The result should be a faithful copy of every entry below, with the pictures left out.

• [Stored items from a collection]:
_ _ _ _ _

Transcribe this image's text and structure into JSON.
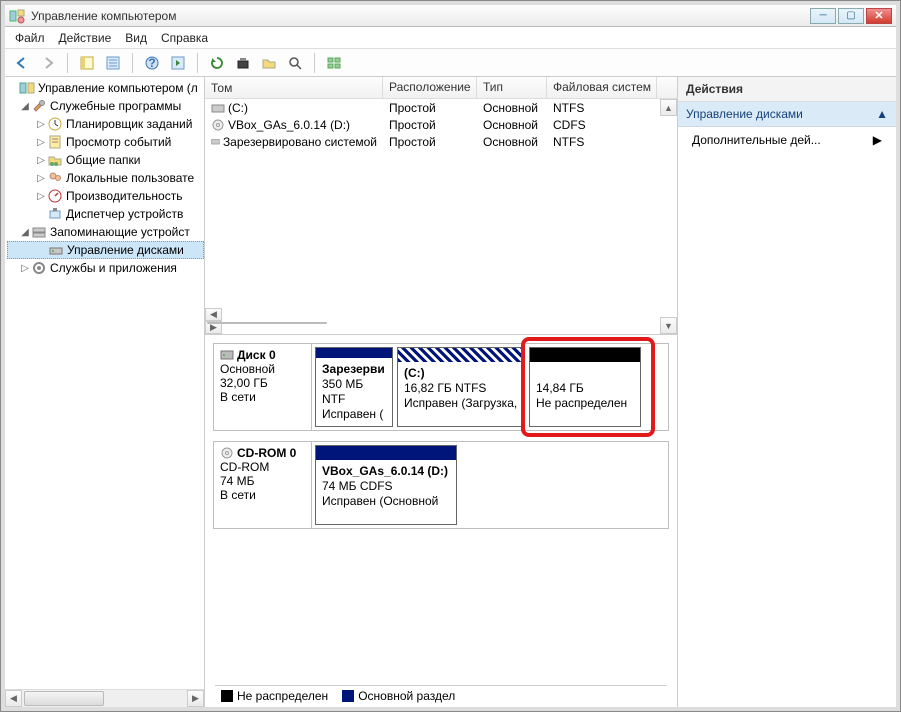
{
  "window": {
    "title": "Управление компьютером"
  },
  "menu": {
    "file": "Файл",
    "action": "Действие",
    "view": "Вид",
    "help": "Справка"
  },
  "tree": {
    "root": "Управление компьютером (л",
    "n1": "Служебные программы",
    "n1a": "Планировщик заданий",
    "n1b": "Просмотр событий",
    "n1c": "Общие папки",
    "n1d": "Локальные пользовате",
    "n1e": "Производительность",
    "n1f": "Диспетчер устройств",
    "n2": "Запоминающие устройст",
    "n2a": "Управление дисками",
    "n3": "Службы и приложения"
  },
  "volumes": {
    "headers": {
      "vol": "Том",
      "layout": "Расположение",
      "type": "Тип",
      "fs": "Файловая систем"
    },
    "rows": [
      {
        "vol": "(C:)",
        "layout": "Простой",
        "type": "Основной",
        "fs": "NTFS"
      },
      {
        "vol": "VBox_GAs_6.0.14 (D:)",
        "layout": "Простой",
        "type": "Основной",
        "fs": "CDFS"
      },
      {
        "vol": "Зарезервировано системой",
        "layout": "Простой",
        "type": "Основной",
        "fs": "NTFS"
      }
    ]
  },
  "disks": {
    "d0": {
      "name": "Диск 0",
      "kind": "Основной",
      "size": "32,00 ГБ",
      "status": "В сети",
      "p1": {
        "name": "Зарезерви",
        "size": "350 МБ NTF",
        "status": "Исправен ("
      },
      "p2": {
        "name": "(C:)",
        "size": "16,82 ГБ NTFS",
        "status": "Исправен (Загрузка,"
      },
      "p3": {
        "size": "14,84 ГБ",
        "status": "Не распределен"
      }
    },
    "cd0": {
      "name": "CD-ROM 0",
      "kind": "CD-ROM",
      "size": "74 МБ",
      "status": "В сети",
      "p1": {
        "name": "VBox_GAs_6.0.14  (D:)",
        "size": "74 МБ CDFS",
        "status": "Исправен (Основной"
      }
    }
  },
  "legend": {
    "unalloc": "Не распределен",
    "primary": "Основной раздел"
  },
  "actions": {
    "title": "Действия",
    "sub": "Управление дисками",
    "more": "Дополнительные дей..."
  }
}
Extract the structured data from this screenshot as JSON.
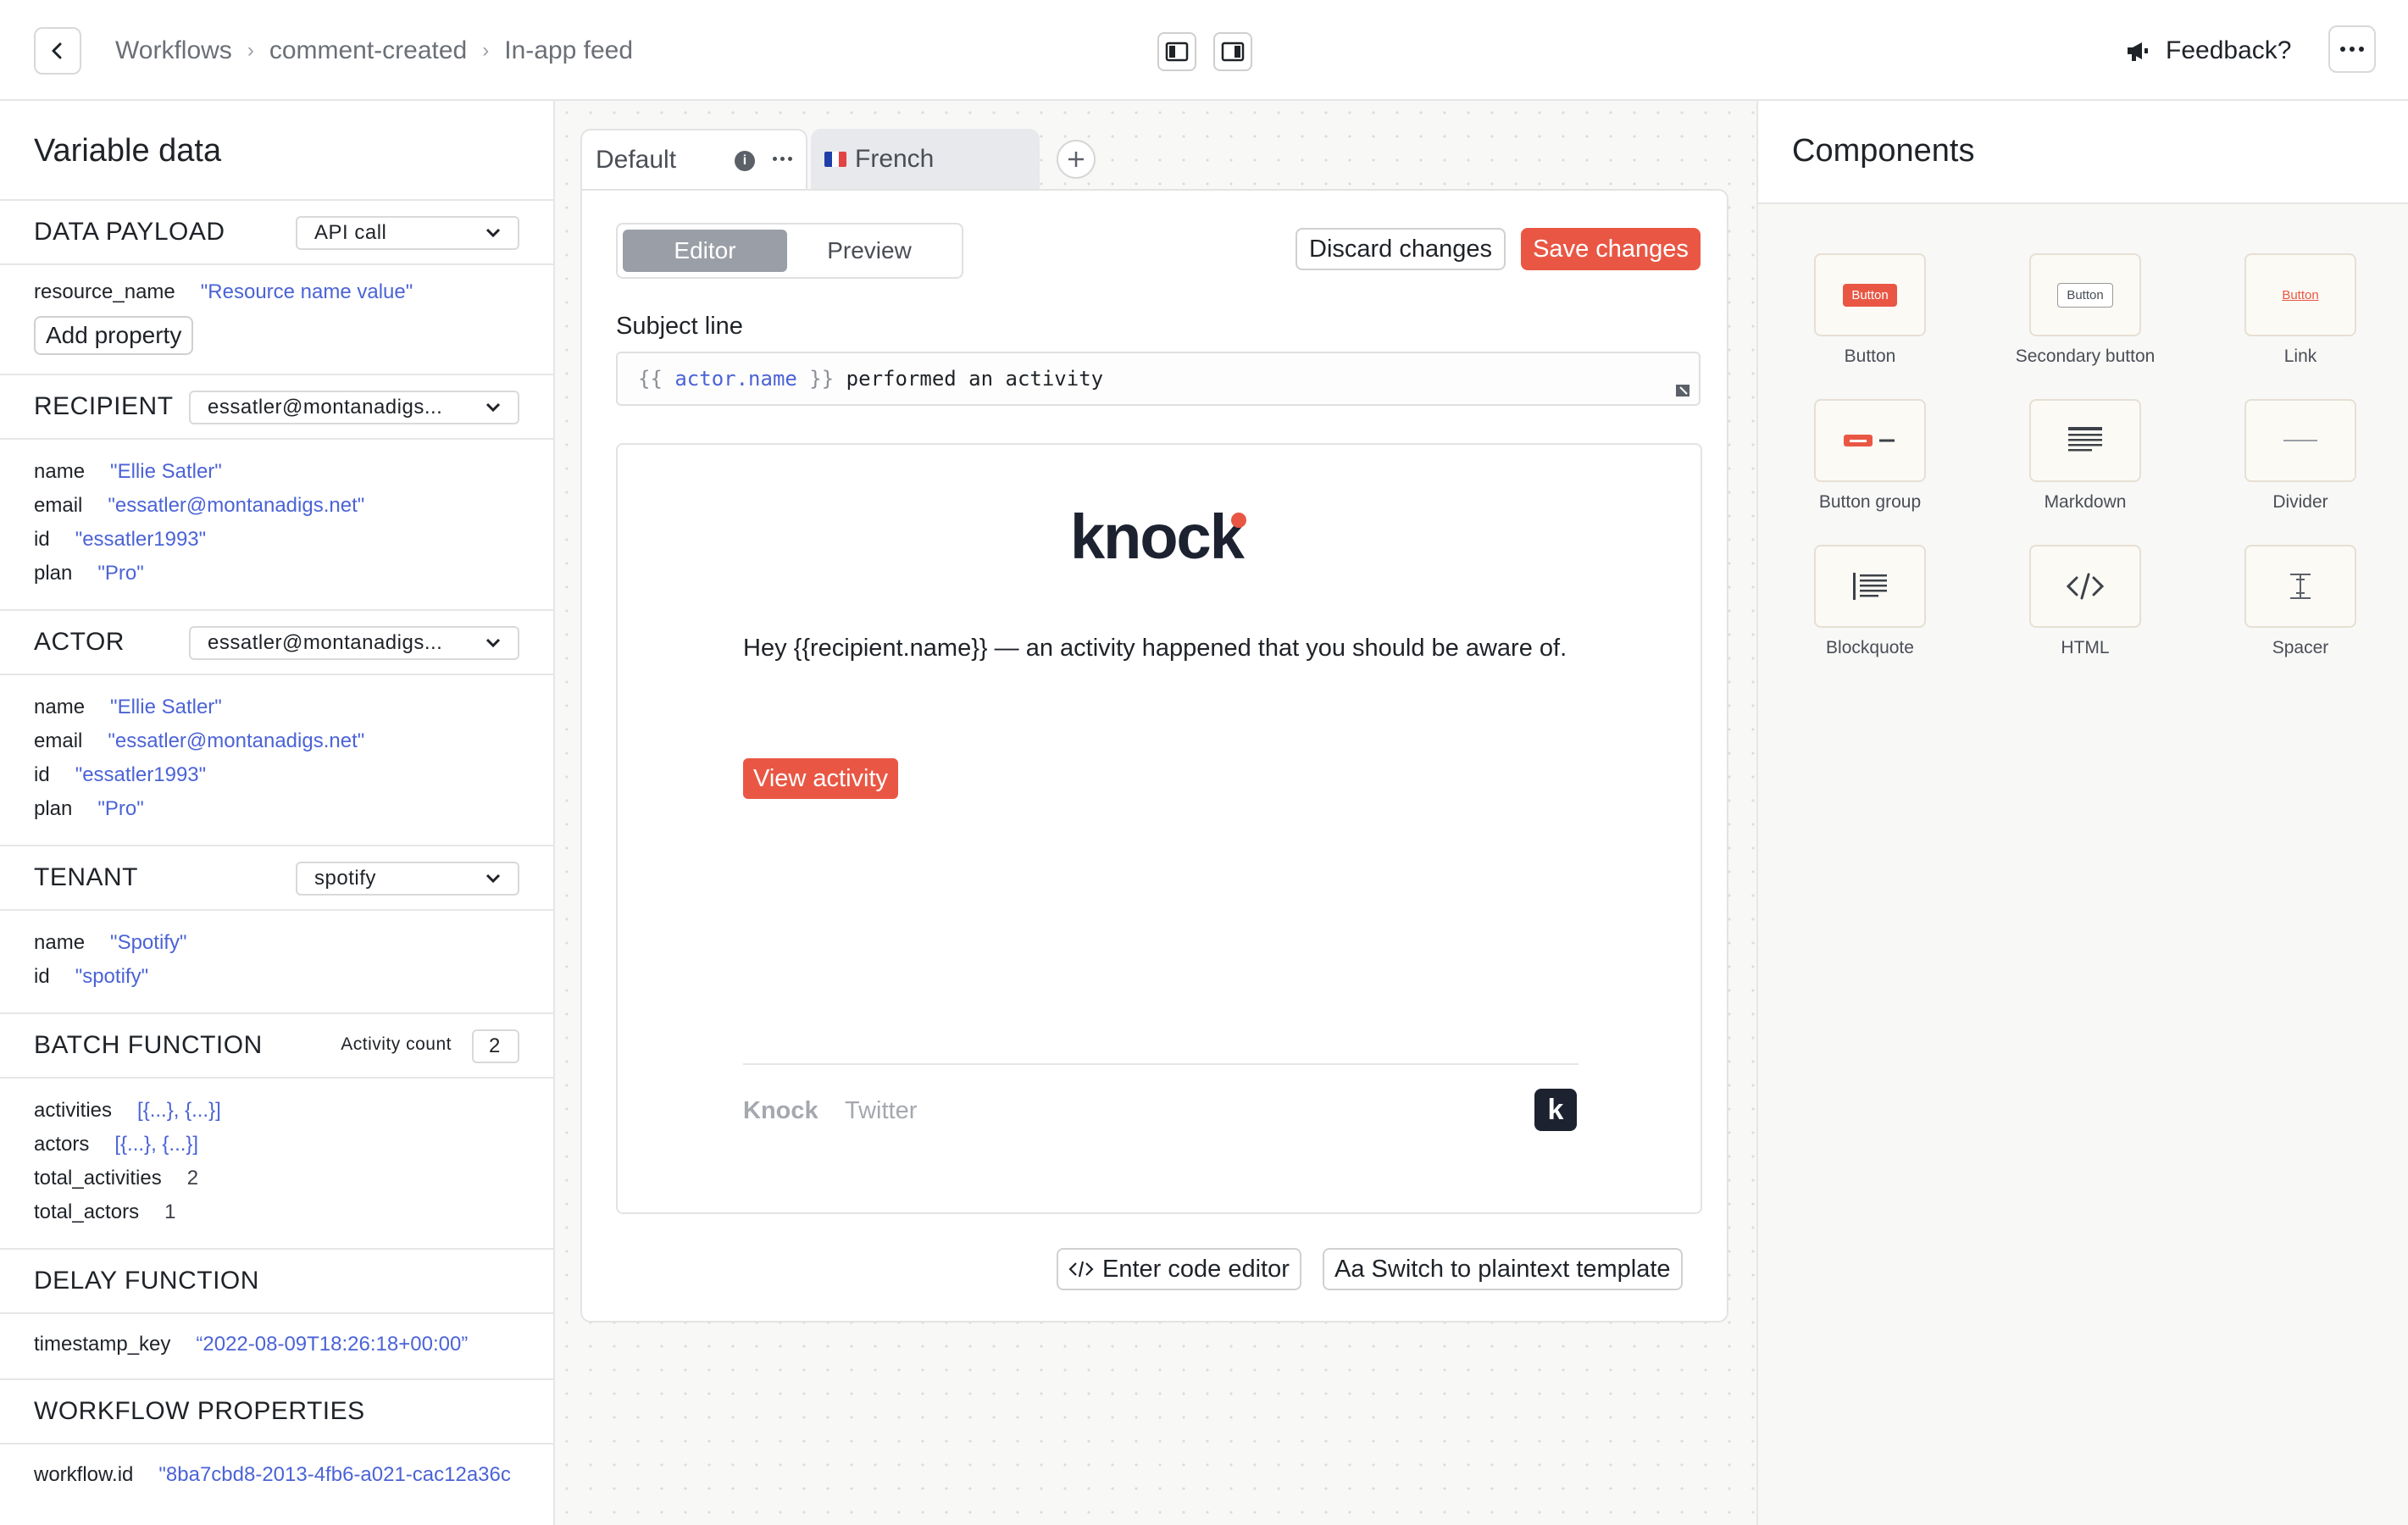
{
  "header": {
    "breadcrumb": [
      "Workflows",
      "comment-created",
      "In-app feed"
    ],
    "feedback_label": "Feedback?"
  },
  "left": {
    "title": "Variable data",
    "data_payload": {
      "heading": "DATA PAYLOAD",
      "select": "API call",
      "rows": [
        {
          "key": "resource_name",
          "value": "\"Resource name value\""
        }
      ],
      "add_property": "Add property"
    },
    "recipient": {
      "heading": "RECIPIENT",
      "select": "essatler@montanadigs...",
      "rows": [
        {
          "key": "name",
          "value": "\"Ellie Satler\""
        },
        {
          "key": "email",
          "value": "\"essatler@montanadigs.net\""
        },
        {
          "key": "id",
          "value": "\"essatler1993\""
        },
        {
          "key": "plan",
          "value": "\"Pro\""
        }
      ]
    },
    "actor": {
      "heading": "ACTOR",
      "select": "essatler@montanadigs...",
      "rows": [
        {
          "key": "name",
          "value": "\"Ellie Satler\""
        },
        {
          "key": "email",
          "value": "\"essatler@montanadigs.net\""
        },
        {
          "key": "id",
          "value": "\"essatler1993\""
        },
        {
          "key": "plan",
          "value": "\"Pro\""
        }
      ]
    },
    "tenant": {
      "heading": "TENANT",
      "select": "spotify",
      "rows": [
        {
          "key": "name",
          "value": "\"Spotify\""
        },
        {
          "key": "id",
          "value": "\"spotify\""
        }
      ]
    },
    "batch": {
      "heading": "BATCH FUNCTION",
      "count_label": "Activity count",
      "count_value": "2",
      "rows": [
        {
          "key": "activities",
          "value": "[{...}, {...}]"
        },
        {
          "key": "actors",
          "value": "[{...}, {...}]"
        },
        {
          "key": "total_activities",
          "value": "2"
        },
        {
          "key": "total_actors",
          "value": "1"
        }
      ]
    },
    "delay": {
      "heading": "DELAY FUNCTION",
      "rows": [
        {
          "key": "timestamp_key",
          "value": "“2022-08-09T18:26:18+00:00”"
        }
      ]
    },
    "workflow": {
      "heading": "WORKFLOW PROPERTIES",
      "rows": [
        {
          "key": "workflow.id",
          "value": "\"8ba7cbd8-2013-4fb6-a021-cac12a36c"
        }
      ]
    }
  },
  "editor": {
    "tabs": [
      {
        "label": "Default"
      },
      {
        "label": "French"
      }
    ],
    "segments": [
      "Editor",
      "Preview"
    ],
    "discard_label": "Discard changes",
    "save_label": "Save changes",
    "subject_label": "Subject line",
    "subject": {
      "open": "{{ ",
      "var": "actor.name",
      "close": " }}",
      "rest": " performed an activity"
    },
    "preview": {
      "logo": "knock",
      "message": "Hey {{recipient.name}} — an activity happened that you should be aware of.",
      "button": "View activity",
      "footer_links": [
        "Knock",
        "Twitter"
      ],
      "badge": "k"
    },
    "code_editor_label": "Enter code editor",
    "plaintext_label": "Aa Switch to plaintext template"
  },
  "components": {
    "title": "Components",
    "items": [
      {
        "label": "Button",
        "icon": "button-icon",
        "sample": "Button"
      },
      {
        "label": "Secondary button",
        "icon": "secondary-button-icon",
        "sample": "Button"
      },
      {
        "label": "Link",
        "icon": "link-icon",
        "sample": "Button"
      },
      {
        "label": "Button group",
        "icon": "button-group-icon"
      },
      {
        "label": "Markdown",
        "icon": "markdown-icon"
      },
      {
        "label": "Divider",
        "icon": "divider-icon"
      },
      {
        "label": "Blockquote",
        "icon": "blockquote-icon"
      },
      {
        "label": "HTML",
        "icon": "code-icon"
      },
      {
        "label": "Spacer",
        "icon": "spacer-icon"
      }
    ]
  },
  "colors": {
    "accent": "#e95744",
    "variable_blue": "#4b63d6",
    "french_flag": [
      "#1f3fa8",
      "#ffffff",
      "#e24343"
    ]
  }
}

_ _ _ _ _

• [ANSWER FOR THE TASK]:
Transcribe this image's text and structure into JSON.
{
  "window": {
    "title": "Управление компьютером"
  },
  "menu": {
    "file": "Файл",
    "action": "Действие",
    "view": "Вид",
    "help": "Справка"
  },
  "tree": {
    "root": "Управление компьютером (л",
    "n1": "Служебные программы",
    "n1a": "Планировщик заданий",
    "n1b": "Просмотр событий",
    "n1c": "Общие папки",
    "n1d": "Локальные пользовате",
    "n1e": "Производительность",
    "n1f": "Диспетчер устройств",
    "n2": "Запоминающие устройст",
    "n2a": "Управление дисками",
    "n3": "Службы и приложения"
  },
  "volumes": {
    "headers": {
      "vol": "Том",
      "layout": "Расположение",
      "type": "Тип",
      "fs": "Файловая систем"
    },
    "rows": [
      {
        "vol": "(C:)",
        "layout": "Простой",
        "type": "Основной",
        "fs": "NTFS"
      },
      {
        "vol": "VBox_GAs_6.0.14 (D:)",
        "layout": "Простой",
        "type": "Основной",
        "fs": "CDFS"
      },
      {
        "vol": "Зарезервировано системой",
        "layout": "Простой",
        "type": "Основной",
        "fs": "NTFS"
      }
    ]
  },
  "disks": {
    "d0": {
      "name": "Диск 0",
      "kind": "Основной",
      "size": "32,00 ГБ",
      "status": "В сети",
      "p1": {
        "name": "Зарезерви",
        "size": "350 МБ NTF",
        "status": "Исправен ("
      },
      "p2": {
        "name": "(C:)",
        "size": "16,82 ГБ NTFS",
        "status": "Исправен (Загрузка,"
      },
      "p3": {
        "size": "14,84 ГБ",
        "status": "Не распределен"
      }
    },
    "cd0": {
      "name": "CD-ROM 0",
      "kind": "CD-ROM",
      "size": "74 МБ",
      "status": "В сети",
      "p1": {
        "name": "VBox_GAs_6.0.14  (D:)",
        "size": "74 МБ CDFS",
        "status": "Исправен (Основной"
      }
    }
  },
  "legend": {
    "unalloc": "Не распределен",
    "primary": "Основной раздел"
  },
  "actions": {
    "title": "Действия",
    "sub": "Управление дисками",
    "more": "Дополнительные дей..."
  }
}
Extract the structured data from this screenshot as JSON.
{
  "header": {
    "breadcrumb": [
      "Workflows",
      "comment-created",
      "In-app feed"
    ],
    "feedback_label": "Feedback?"
  },
  "left": {
    "title": "Variable data",
    "data_payload": {
      "heading": "DATA PAYLOAD",
      "select": "API call",
      "rows": [
        {
          "key": "resource_name",
          "value": "\"Resource name value\""
        }
      ],
      "add_property": "Add property"
    },
    "recipient": {
      "heading": "RECIPIENT",
      "select": "essatler@montanadigs...",
      "rows": [
        {
          "key": "name",
          "value": "\"Ellie Satler\""
        },
        {
          "key": "email",
          "value": "\"essatler@montanadigs.net\""
        },
        {
          "key": "id",
          "value": "\"essatler1993\""
        },
        {
          "key": "plan",
          "value": "\"Pro\""
        }
      ]
    },
    "actor": {
      "heading": "ACTOR",
      "select": "essatler@montanadigs...",
      "rows": [
        {
          "key": "name",
          "value": "\"Ellie Satler\""
        },
        {
          "key": "email",
          "value": "\"essatler@montanadigs.net\""
        },
        {
          "key": "id",
          "value": "\"essatler1993\""
        },
        {
          "key": "plan",
          "value": "\"Pro\""
        }
      ]
    },
    "tenant": {
      "heading": "TENANT",
      "select": "spotify",
      "rows": [
        {
          "key": "name",
          "value": "\"Spotify\""
        },
        {
          "key": "id",
          "value": "\"spotify\""
        }
      ]
    },
    "batch": {
      "heading": "BATCH FUNCTION",
      "count_label": "Activity count",
      "count_value": "2",
      "rows": [
        {
          "key": "activities",
          "value": "[{...}, {...}]"
        },
        {
          "key": "actors",
          "value": "[{...}, {...}]"
        },
        {
          "key": "total_activities",
          "value": "2"
        },
        {
          "key": "total_actors",
          "value": "1"
        }
      ]
    },
    "delay": {
      "heading": "DELAY FUNCTION",
      "rows": [
        {
          "key": "timestamp_key",
          "value": "“2022-08-09T18:26:18+00:00”"
        }
      ]
    },
    "workflow": {
      "heading": "WORKFLOW PROPERTIES",
      "rows": [
        {
          "key": "workflow.id",
          "value": "\"8ba7cbd8-2013-4fb6-a021-cac12a36c"
        }
      ]
    }
  },
  "editor": {
    "tabs": [
      {
        "label": "Default"
      },
      {
        "label": "French"
      }
    ],
    "segments": [
      "Editor",
      "Preview"
    ],
    "discard_label": "Discard changes",
    "save_label": "Save changes",
    "subject_label": "Subject line",
    "subject": {
      "open": "{{ ",
      "var": "actor.name",
      "close": " }}",
      "rest": " performed an activity"
    },
    "preview": {
      "logo": "knock",
      "message": "Hey {{recipient.name}} — an activity happened that you should be aware of.",
      "button": "View activity",
      "footer_links": [
        "Knock",
        "Twitter"
      ],
      "badge": "k"
    },
    "code_editor_label": "Enter code editor",
    "plaintext_label": "Aa Switch to plaintext template"
  },
  "components": {
    "title": "Components",
    "items": [
      {
        "label": "Button",
        "icon": "button-icon",
        "sample": "Button"
      },
      {
        "label": "Secondary button",
        "icon": "secondary-button-icon",
        "sample": "Button"
      },
      {
        "label": "Link",
        "icon": "link-icon",
        "sample": "Button"
      },
      {
        "label": "Button group",
        "icon": "button-group-icon"
      },
      {
        "label": "Markdown",
        "icon": "markdown-icon"
      },
      {
        "label": "Divider",
        "icon": "divider-icon"
      },
      {
        "label": "Blockquote",
        "icon": "blockquote-icon"
      },
      {
        "label": "HTML",
        "icon": "code-icon"
      },
      {
        "label": "Spacer",
        "icon": "spacer-icon"
      }
    ]
  },
  "colors": {
    "accent": "#e95744",
    "variable_blue": "#4b63d6",
    "french_flag": [
      "#1f3fa8",
      "#ffffff",
      "#e24343"
    ]
  }
}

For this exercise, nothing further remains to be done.